One of the major aspirations of Manufacturing 4.0 is to digitally unite a manufacturing company. The idea is that, using transformative digital technologies, all the key functions of a manufacturing company – design, production, sourcing, warehousing, service, support, etc. – can be integrated together using a seamless flow of data that provides one, accurate picture of operations.
The theory is that such a common stream, or thread, of data will create far greater efficiencies, speed of execution, and shared knowledge of operations than the current alternative – silos of disparate information, often in different and incompatible systems, that result in more mistakes, more time, more confusion, and more cost.
It is a compelling theory and one with obvious advantages. What company wouldn’t want a system that creates cross-functional integration and compatibility? What leadership team would not want what some call “one version of the truth” across the enterprise?
But the path to creating digital unification is anything but obvious or easy. Most manufacturing companies are collections of functionally-oriented, disparate systems that were put in place to serve a particular discipline or role. Moreover, experts in particular domains often don’t speak the same language or relate well to individuals in other domains; witness the now decades-old struggle to bring together IT and OT teams.
Many in the industry talk about tackling the problem by using phrases such as “breaking down the silos”, meaning companies need to tear down cultural borders and truly collaborate to realize the benefits of digitization. This is certainly necessary to achieve the benefits aspired to, but the choice of language may unnecessarily inject an obstacle on the path forward and stoke resentment and even fear in people working diligently in those so-called silos.
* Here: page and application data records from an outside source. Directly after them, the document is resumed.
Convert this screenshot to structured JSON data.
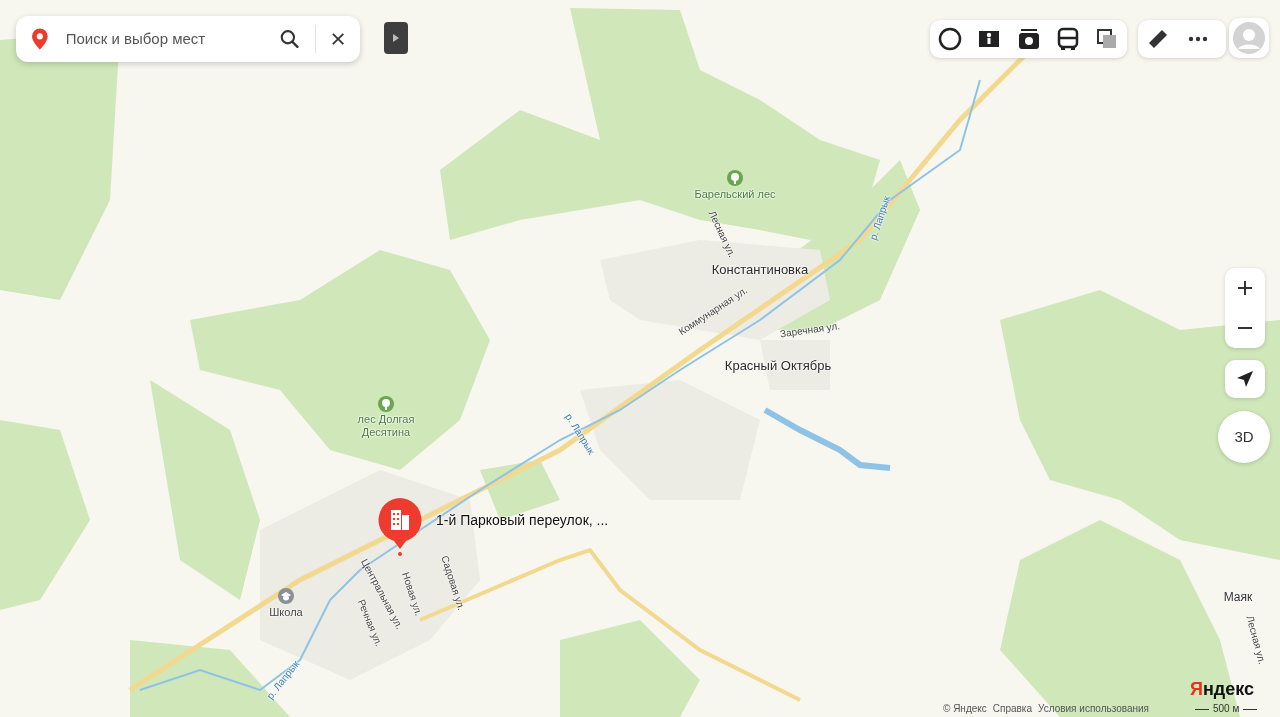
{
  "search": {
    "placeholder": "Поиск и выбор мест"
  },
  "map": {
    "labels": [
      {
        "text": "Барельский лес",
        "kind": "forest"
      },
      {
        "text": "лес Долгая Десятина",
        "kind": "forest"
      },
      {
        "text": "Константиновка",
        "kind": "settlement"
      },
      {
        "text": "Красный Октябрь",
        "kind": "settlement"
      },
      {
        "text": "Маяк",
        "kind": "village"
      },
      {
        "text": "Школа",
        "kind": "school"
      },
      {
        "text": "Лесная ул.",
        "kind": "street"
      },
      {
        "text": "Коммунарная ул.",
        "kind": "street"
      },
      {
        "text": "Заречная ул.",
        "kind": "street"
      },
      {
        "text": "Центральная ул.",
        "kind": "street"
      },
      {
        "text": "Новая ул.",
        "kind": "street"
      },
      {
        "text": "Садовая ул.",
        "kind": "street"
      },
      {
        "text": "Речная ул.",
        "kind": "street"
      },
      {
        "text": "Лесная ул.",
        "kind": "street"
      },
      {
        "text": "р. Лапрык",
        "kind": "river"
      },
      {
        "text": "р. Лапрык",
        "kind": "river"
      },
      {
        "text": "р. Лапрык",
        "kind": "river"
      }
    ],
    "pin": {
      "text": "1-й Парковый переулок, ..."
    }
  },
  "compass": {
    "label": "3D"
  },
  "footer": {
    "logo": "Яндекс",
    "links": [
      "© Яндекс",
      "Справка",
      "Условия использования"
    ],
    "scale": "500 м"
  }
}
A better way is to first acknowledge that functional domains grew up and remain important for a reason: companies need the domain expertise to make whatever they are selling. Instead of talking about knocking down the silos, let’s describe what needs to be done as weaving the silos together. This way the proper respect is accorded to the domain and its experts, the benefits of integration are advanced, and language some might consider scary is avoided. M